» **Assigned task**
Would you write out the records below exactly as given?

━━━━━ Provided data

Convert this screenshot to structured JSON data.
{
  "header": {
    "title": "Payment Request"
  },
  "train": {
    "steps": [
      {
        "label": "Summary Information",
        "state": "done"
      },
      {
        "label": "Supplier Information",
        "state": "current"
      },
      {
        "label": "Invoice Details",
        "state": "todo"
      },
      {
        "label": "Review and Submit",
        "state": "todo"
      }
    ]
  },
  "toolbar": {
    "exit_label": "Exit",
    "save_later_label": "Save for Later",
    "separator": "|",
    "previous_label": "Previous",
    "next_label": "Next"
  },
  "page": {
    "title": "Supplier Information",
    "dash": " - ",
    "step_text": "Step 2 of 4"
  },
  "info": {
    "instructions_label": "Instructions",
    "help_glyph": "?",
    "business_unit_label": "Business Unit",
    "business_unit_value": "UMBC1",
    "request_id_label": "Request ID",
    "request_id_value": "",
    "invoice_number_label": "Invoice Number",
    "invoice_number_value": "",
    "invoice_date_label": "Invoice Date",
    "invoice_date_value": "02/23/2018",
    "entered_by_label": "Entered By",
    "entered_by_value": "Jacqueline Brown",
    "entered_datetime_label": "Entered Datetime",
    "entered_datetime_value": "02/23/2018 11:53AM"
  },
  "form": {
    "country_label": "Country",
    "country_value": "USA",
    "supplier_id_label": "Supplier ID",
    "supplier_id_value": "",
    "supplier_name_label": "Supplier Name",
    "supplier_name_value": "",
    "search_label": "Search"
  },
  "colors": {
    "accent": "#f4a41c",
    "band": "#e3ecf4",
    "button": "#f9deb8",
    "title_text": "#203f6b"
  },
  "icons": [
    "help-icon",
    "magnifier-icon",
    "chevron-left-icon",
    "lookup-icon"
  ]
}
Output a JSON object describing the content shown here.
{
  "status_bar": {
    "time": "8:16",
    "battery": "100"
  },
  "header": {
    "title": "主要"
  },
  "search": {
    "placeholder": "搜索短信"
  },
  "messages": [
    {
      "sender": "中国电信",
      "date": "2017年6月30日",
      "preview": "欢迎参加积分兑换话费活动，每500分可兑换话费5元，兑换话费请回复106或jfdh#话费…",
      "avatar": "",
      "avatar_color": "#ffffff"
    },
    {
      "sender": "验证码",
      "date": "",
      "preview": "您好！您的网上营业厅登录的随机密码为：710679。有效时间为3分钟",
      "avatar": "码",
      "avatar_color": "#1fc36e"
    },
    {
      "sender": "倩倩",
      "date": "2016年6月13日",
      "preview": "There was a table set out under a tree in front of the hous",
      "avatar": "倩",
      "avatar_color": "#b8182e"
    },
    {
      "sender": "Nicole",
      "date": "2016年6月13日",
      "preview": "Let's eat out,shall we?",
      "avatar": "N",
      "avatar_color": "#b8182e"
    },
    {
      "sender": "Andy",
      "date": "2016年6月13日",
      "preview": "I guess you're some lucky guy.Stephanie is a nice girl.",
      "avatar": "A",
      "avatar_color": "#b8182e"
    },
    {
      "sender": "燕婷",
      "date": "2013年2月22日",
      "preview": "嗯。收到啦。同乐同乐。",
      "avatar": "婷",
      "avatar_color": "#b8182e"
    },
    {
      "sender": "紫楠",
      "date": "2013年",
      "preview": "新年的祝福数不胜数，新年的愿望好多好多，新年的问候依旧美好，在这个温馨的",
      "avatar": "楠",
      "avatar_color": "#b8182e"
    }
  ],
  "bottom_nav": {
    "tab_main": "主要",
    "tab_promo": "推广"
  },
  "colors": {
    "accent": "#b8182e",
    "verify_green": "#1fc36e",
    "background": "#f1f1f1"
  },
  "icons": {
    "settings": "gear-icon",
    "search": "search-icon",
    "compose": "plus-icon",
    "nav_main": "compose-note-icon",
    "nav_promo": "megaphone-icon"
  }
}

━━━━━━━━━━

» **Response box**
Convert this screenshot to structured JSON data.
{
  "header": {
    "title": "Payment Request"
  },
  "train": {
    "steps": [
      {
        "label": "Summary Information",
        "state": "done"
      },
      {
        "label": "Supplier Information",
        "state": "current"
      },
      {
        "label": "Invoice Details",
        "state": "todo"
      },
      {
        "label": "Review and Submit",
        "state": "todo"
      }
    ]
  },
  "toolbar": {
    "exit_label": "Exit",
    "save_later_label": "Save for Later",
    "separator": "|",
    "previous_label": "Previous",
    "next_label": "Next"
  },
  "page": {
    "title": "Supplier Information",
    "dash": " - ",
    "step_text": "Step 2 of 4"
  },
  "info": {
    "instructions_label": "Instructions",
    "help_glyph": "?",
    "business_unit_label": "Business Unit",
    "business_unit_value": "UMBC1",
    "request_id_label": "Request ID",
    "request_id_value": "",
    "invoice_number_label": "Invoice Number",
    "invoice_number_value": "",
    "invoice_date_label": "Invoice Date",
    "invoice_date_value": "02/23/2018",
    "entered_by_label": "Entered By",
    "entered_by_value": "Jacqueline Brown",
    "entered_datetime_label": "Entered Datetime",
    "entered_datetime_value": "02/23/2018 11:53AM"
  },
  "form": {
    "country_label": "Country",
    "country_value": "USA",
    "supplier_id_label": "Supplier ID",
    "supplier_id_value": "",
    "supplier_name_label": "Supplier Name",
    "supplier_name_value": "",
    "search_label": "Search"
  },
  "colors": {
    "accent": "#f4a41c",
    "band": "#e3ecf4",
    "button": "#f9deb8",
    "title_text": "#203f6b"
  },
  "icons": [
    "help-icon",
    "magnifier-icon",
    "chevron-left-icon",
    "lookup-icon"
  ]
}
Output a JSON object describing the content shown here.
{
  "status_bar": {
    "time": "8:16",
    "battery": "100"
  },
  "header": {
    "title": "主要"
  },
  "search": {
    "placeholder": "搜索短信"
  },
  "messages": [
    {
      "sender": "中国电信",
      "date": "2017年6月30日",
      "preview": "欢迎参加积分兑换话费活动，每500分可兑换话费5元，兑换话费请回复106或jfdh#话费…",
      "avatar": "",
      "avatar_color": "#ffffff"
    },
    {
      "sender": "验证码",
      "date": "",
      "preview": "您好！您的网上营业厅登录的随机密码为：710679。有效时间为3分钟",
      "avatar": "码",
      "avatar_color": "#1fc36e"
    },
    {
      "sender": "倩倩",
      "date": "2016年6月13日",
      "preview": "There was a table set out under a tree in front of the hous",
      "avatar": "倩",
      "avatar_color": "#b8182e"
    },
    {
      "sender": "Nicole",
      "date": "2016年6月13日",
      "preview": "Let's eat out,shall we?",
      "avatar": "N",
      "avatar_color": "#b8182e"
    },
    {
      "sender": "Andy",
      "date": "2016年6月13日",
      "preview": "I guess you're some lucky guy.Stephanie is a nice girl.",
      "avatar": "A",
      "avatar_color": "#b8182e"
    },
    {
      "sender": "燕婷",
      "date": "2013年2月22日",
      "preview": "嗯。收到啦。同乐同乐。",
      "avatar": "婷",
      "avatar_color": "#b8182e"
    },
    {
      "sender": "紫楠",
      "date": "2013年",
      "preview": "新年的祝福数不胜数，新年的愿望好多好多，新年的问候依旧美好，在这个温馨的",
      "avatar": "楠",
      "avatar_color": "#b8182e"
    }
  ],
  "bottom_nav": {
    "tab_main": "主要",
    "tab_promo": "推广"
  },
  "colors": {
    "accent": "#b8182e",
    "verify_green": "#1fc36e",
    "background": "#f1f1f1"
  },
  "icons": {
    "settings": "gear-icon",
    "search": "search-icon",
    "compose": "plus-icon",
    "nav_main": "compose-note-icon",
    "nav_promo": "megaphone-icon"
  }
}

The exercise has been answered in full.